  3. I love your final words here: "Most nervous systems are on overdrive and most people are unaware of it. Our bodies, minds, and souls need a balance of both. Our mental, physical, and spiritual well-being depends on finding such a balance. Sometimes less is more." Definitely! I know that from personal experience. If I don't give myself that balance I fail to thrive. Thank you for this sensitive piece and your baby is blessed to have such a tuned-in mother! :-)) If only all did!

  4. nikki says:

    that's a great article. My mother-in-law was just here (Venice Beach) from Germany for a month, and we spent a lot of time talking about how 'loud' and 'chaotic' we make things here in the states…she noted that all of our stores have loud music blasting, our restaurants are loud and echo-y, and even our schools (in L.A.) use mega-phones (!) to shout at the kids during recess and pick-up. I've made a pledge to find more peaceful activities for my family.
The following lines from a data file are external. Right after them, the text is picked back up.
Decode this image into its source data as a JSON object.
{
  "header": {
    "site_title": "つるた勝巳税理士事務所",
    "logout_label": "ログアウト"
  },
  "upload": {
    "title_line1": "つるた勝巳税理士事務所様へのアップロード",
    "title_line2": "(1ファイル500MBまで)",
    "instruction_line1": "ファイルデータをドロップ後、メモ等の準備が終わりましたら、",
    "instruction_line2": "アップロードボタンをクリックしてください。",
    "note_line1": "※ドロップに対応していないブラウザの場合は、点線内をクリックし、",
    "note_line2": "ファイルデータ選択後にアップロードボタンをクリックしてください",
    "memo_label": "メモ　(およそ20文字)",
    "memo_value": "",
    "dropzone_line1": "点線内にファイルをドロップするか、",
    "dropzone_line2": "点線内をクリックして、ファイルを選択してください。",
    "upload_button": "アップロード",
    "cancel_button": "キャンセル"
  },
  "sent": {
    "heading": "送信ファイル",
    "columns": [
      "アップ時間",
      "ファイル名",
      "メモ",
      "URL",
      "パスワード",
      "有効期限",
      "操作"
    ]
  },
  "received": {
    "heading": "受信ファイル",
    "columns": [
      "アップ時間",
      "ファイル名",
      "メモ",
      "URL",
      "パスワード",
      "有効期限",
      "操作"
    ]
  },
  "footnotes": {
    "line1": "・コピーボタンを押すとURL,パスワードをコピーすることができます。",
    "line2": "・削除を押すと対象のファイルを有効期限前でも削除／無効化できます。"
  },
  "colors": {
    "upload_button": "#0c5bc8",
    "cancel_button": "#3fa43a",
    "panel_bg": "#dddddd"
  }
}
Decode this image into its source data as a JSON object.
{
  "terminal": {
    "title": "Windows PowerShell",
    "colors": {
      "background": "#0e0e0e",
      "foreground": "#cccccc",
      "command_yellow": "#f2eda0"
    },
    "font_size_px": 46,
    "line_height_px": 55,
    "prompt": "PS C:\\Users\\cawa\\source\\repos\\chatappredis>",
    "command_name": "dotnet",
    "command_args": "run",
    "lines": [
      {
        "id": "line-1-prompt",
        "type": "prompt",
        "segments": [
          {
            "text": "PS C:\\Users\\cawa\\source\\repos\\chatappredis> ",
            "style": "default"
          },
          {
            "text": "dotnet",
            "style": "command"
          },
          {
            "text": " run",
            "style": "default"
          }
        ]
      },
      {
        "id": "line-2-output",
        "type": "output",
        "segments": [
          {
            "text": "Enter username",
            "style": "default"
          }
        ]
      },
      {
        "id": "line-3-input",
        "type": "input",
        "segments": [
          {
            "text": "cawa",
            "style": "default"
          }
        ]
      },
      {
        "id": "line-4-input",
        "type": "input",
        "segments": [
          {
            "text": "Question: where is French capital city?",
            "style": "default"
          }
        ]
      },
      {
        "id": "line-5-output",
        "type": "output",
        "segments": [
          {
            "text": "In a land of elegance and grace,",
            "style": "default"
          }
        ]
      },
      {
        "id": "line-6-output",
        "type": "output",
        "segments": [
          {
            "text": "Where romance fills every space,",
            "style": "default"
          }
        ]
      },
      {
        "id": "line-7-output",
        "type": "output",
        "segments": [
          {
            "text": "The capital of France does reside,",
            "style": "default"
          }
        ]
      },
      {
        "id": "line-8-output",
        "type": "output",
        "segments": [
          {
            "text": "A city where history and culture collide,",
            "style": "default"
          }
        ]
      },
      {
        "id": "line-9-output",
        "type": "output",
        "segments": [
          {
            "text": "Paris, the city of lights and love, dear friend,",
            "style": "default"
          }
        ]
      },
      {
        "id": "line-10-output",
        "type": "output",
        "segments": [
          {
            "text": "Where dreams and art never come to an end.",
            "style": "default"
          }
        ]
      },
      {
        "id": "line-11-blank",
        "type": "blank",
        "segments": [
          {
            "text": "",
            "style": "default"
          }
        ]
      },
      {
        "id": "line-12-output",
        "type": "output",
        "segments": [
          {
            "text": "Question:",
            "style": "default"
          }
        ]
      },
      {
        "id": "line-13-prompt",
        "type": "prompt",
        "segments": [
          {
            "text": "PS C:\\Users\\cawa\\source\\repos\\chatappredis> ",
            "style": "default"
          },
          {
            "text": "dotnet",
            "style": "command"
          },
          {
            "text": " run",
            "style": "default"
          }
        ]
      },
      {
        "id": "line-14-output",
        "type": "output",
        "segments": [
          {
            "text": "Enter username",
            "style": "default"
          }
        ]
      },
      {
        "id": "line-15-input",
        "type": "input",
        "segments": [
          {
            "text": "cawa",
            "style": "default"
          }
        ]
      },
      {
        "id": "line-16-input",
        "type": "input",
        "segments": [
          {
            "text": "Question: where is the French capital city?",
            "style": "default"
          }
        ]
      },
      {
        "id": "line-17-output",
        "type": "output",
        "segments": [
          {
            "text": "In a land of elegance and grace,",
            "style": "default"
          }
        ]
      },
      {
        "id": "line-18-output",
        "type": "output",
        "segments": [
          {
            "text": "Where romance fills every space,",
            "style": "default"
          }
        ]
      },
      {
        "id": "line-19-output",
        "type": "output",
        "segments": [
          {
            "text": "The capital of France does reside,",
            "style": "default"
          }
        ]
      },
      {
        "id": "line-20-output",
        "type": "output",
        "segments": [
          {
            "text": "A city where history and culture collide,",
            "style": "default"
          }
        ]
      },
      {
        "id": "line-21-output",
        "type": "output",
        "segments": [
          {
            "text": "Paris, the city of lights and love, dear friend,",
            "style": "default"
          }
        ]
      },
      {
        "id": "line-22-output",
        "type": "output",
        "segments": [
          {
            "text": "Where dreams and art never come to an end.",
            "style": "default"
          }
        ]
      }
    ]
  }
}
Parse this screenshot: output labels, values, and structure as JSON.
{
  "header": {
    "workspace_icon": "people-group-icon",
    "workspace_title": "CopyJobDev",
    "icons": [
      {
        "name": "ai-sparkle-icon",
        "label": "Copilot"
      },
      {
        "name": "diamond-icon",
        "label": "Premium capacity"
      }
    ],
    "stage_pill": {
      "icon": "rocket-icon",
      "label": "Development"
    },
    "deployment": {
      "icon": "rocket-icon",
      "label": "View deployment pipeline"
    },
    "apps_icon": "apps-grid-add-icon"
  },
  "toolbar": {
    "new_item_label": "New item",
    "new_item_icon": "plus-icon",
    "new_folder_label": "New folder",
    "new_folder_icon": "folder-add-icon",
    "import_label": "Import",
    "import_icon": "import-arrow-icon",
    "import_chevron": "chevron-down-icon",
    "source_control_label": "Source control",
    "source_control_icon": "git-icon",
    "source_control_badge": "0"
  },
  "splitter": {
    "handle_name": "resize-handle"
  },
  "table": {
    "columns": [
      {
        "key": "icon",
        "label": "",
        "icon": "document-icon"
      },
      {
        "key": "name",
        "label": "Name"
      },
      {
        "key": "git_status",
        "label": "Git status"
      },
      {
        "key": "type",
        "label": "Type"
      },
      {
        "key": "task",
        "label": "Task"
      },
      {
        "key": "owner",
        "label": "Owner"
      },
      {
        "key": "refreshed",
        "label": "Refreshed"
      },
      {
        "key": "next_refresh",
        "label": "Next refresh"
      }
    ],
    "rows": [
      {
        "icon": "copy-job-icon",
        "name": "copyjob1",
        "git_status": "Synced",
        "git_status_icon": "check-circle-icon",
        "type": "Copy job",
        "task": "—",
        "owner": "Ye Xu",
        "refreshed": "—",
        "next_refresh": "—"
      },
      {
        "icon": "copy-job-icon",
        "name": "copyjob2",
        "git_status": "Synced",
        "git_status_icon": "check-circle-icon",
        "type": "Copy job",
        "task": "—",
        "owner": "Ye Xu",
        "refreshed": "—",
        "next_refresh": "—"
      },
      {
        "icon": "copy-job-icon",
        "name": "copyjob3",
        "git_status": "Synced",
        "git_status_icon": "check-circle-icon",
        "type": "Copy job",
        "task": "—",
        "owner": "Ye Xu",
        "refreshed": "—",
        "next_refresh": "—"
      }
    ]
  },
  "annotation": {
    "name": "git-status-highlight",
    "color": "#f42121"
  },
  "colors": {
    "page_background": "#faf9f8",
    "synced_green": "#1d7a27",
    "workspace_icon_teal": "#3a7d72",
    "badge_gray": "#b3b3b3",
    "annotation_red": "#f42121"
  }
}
  5. nikki says:

    …my website didn't appear, ( – or ) trying again…

  6. Jean says:

    I lost my baby at 22 weeks gestation 3 weeks ago, and have been struggling. Sadly, I am also struggling with needing to take the maximal amount of time off from my work environment as it is loud, overstimulating and has no natural light. This article and the authors bio resonated immediately and profoundly with me.

  7. Jean,
    I am so very sorry for your loss. It is so important to give yourself the time and space that you need if possible. With time your pain will change…never goes away…just becomes different. I wish you love as you learn to adjust to your “new normal”. Xo

  8. […] like symbols placed across a backlit screen. For learning and opening myself up to things you guys researched while I was sleeping. Or just for looking deep into your soul, if you are open and digging and […]

  9. […] Pratyahara is described as causing your senses “to imitate” the withdrawal of the mind inwards as happens during practice, like a turtle withdrawing its head, arms and legs into its shell. In practice, you withdraw your mind inwards by refraining from the urge to immediately react to incoming sensation, you approach stilling the mind by shifting the act of sensing from an external to an internal orientation. […]